Thursday, March 11, 2010
Reader Comments 03-10-10 Ad-Posts
Long time readers of this blog are aware of the fact that I have chosen to ‘moderate’ comments. This means that I reserve the right to decide which comments get posted to this blog. Generally speaking I am pretty loose in what I allow and promise never to use my power to moderate to squash legitimate opposing opinions. I have also said on a couple of different occasions that I will allow companies to post comments that are blatantly advertising for security related products and services. Be forewarned, however, that I reserve the right to comment upon those products and services as well as their manner of advertising. Yesterday there were two such advertising posts made to separate blog entries. The first was made to a reader comment posting from February and the advertisement was for gate lighting systems. The second was made to posting on chlorine railcars from last December and that advertisement was for a secondary chlorine containment system for railcars. Since both of these advertisements were appended to older blog postings, I really doubt that they would garner much attention (were it not for this commentary, of course). Those pages are, of course, periodically found in internet searches, so the ‘adposts’ are not a complete waste of time. I am disappointed in both of the posters, however, because they chose to remain ‘Anonymous’ in their posting. It is readily apparent that these are advertisement type comments so I would have thought that it would have been beneficial for the authors to have identified themselves in the addresses of their posts. To be fair, the second posting does appear to have identified the poster in the body of the advertisement, but it is still listed as coming from ‘Anonymous’. Skip the Hyperbole One of the first rules of advertising is to understand your intended audience. Too often I see these advertising posts completely underestimating the intelligence and sophistication of the readers of this blog. For instance, the lighting system poster makes the preposterous statement that: “Turning a soft target into a hard target can be easily and inexpensively accomplished by a highly visible lighting system at the front gate.” While I would certainly agree that adequate lighting at that portion of the facility perimeter is important, it is hardly the be-all and end-all of security measures. Insulting your intended audience with such nonsense does little to forward your cause. Eliminate C-Kit This is the second comment about the “C-Kit Petition” that has been posted to my blog about the chlorine railcars stored in Washington State for the duration of the Olympics.
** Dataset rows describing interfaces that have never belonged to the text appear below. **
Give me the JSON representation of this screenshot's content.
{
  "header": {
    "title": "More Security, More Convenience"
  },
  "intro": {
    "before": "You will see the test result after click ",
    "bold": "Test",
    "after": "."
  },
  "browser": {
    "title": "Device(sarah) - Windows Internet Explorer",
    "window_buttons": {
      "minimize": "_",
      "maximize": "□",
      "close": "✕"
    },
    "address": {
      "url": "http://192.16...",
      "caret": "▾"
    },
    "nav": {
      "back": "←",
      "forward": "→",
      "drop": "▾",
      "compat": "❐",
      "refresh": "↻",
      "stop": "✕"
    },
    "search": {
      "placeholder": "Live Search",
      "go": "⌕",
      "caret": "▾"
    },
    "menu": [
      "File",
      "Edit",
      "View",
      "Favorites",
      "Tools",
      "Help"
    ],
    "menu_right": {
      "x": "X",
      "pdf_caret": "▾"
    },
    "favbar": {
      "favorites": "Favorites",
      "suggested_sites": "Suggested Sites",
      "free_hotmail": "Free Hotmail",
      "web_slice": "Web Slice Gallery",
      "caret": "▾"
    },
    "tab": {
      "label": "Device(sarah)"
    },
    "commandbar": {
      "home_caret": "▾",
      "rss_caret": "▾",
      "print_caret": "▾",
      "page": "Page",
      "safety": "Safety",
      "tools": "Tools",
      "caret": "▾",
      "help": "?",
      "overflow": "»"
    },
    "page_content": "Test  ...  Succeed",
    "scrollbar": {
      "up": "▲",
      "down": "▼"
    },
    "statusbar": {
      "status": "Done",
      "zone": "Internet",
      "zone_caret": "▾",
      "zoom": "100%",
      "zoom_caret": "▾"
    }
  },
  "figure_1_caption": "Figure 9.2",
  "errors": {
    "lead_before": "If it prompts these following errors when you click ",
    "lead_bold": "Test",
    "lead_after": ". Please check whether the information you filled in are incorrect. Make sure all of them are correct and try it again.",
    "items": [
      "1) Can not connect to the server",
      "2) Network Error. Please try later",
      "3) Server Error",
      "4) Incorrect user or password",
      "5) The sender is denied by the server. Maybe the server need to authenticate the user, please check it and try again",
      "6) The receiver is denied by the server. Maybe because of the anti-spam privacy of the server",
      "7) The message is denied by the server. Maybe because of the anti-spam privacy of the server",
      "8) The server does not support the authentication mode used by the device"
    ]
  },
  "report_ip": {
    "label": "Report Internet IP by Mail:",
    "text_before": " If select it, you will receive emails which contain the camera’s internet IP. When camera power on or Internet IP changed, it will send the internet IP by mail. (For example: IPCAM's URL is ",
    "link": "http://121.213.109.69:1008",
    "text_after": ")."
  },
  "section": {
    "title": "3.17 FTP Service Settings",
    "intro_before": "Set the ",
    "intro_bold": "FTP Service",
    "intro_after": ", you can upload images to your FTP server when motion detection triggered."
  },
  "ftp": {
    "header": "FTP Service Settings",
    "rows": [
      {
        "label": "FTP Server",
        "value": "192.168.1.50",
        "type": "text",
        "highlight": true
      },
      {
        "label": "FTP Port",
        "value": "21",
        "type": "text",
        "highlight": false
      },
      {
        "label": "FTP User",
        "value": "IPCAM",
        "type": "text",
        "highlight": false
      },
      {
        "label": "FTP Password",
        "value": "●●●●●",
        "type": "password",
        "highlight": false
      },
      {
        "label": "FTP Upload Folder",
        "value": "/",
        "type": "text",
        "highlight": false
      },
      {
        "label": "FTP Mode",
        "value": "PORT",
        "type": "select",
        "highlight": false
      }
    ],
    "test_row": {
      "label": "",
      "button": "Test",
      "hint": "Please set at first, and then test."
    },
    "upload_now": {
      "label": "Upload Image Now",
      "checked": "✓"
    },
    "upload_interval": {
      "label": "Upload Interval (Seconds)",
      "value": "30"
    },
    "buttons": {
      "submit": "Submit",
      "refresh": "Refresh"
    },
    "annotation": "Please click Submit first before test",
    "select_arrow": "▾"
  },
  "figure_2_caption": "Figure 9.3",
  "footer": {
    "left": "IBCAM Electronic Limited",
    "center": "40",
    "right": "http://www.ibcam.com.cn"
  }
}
Apparently TGO Technologies of Santa Rosa, CA has developed a secondary containment device to capture chlorine releases from railcar pressure relief devices and railcar domes; they are trying to get FRA to require their installation on all chlorine railcars. If their device works it should help to eliminate a number of the smaller releases experienced by these railcars; a laudable idea. Both of the posts to this blog contain vague references to a ‘first responder’s petition’ but I can find no actual petition to either PHMSA or the FRA asking that this device be required on TIH railcars. There is a copy of comment by BNSF railroad on a two year old docket about the increased safety of TIH railcars, but that is hardly a petition for this device. The latest posting does provide a link for a petition web site which provides testimonials from a large number of first responders. I wish them the best of luck, but I don’t think that attempting to get a Federal Agency to require the use of the device is an effective use of time or energy. The Agency is unlikely to specify their device; the best they can hope for is a requirement for a secondary containment device. I think they would be better off trying to sell their device to owners of chlorine railcars.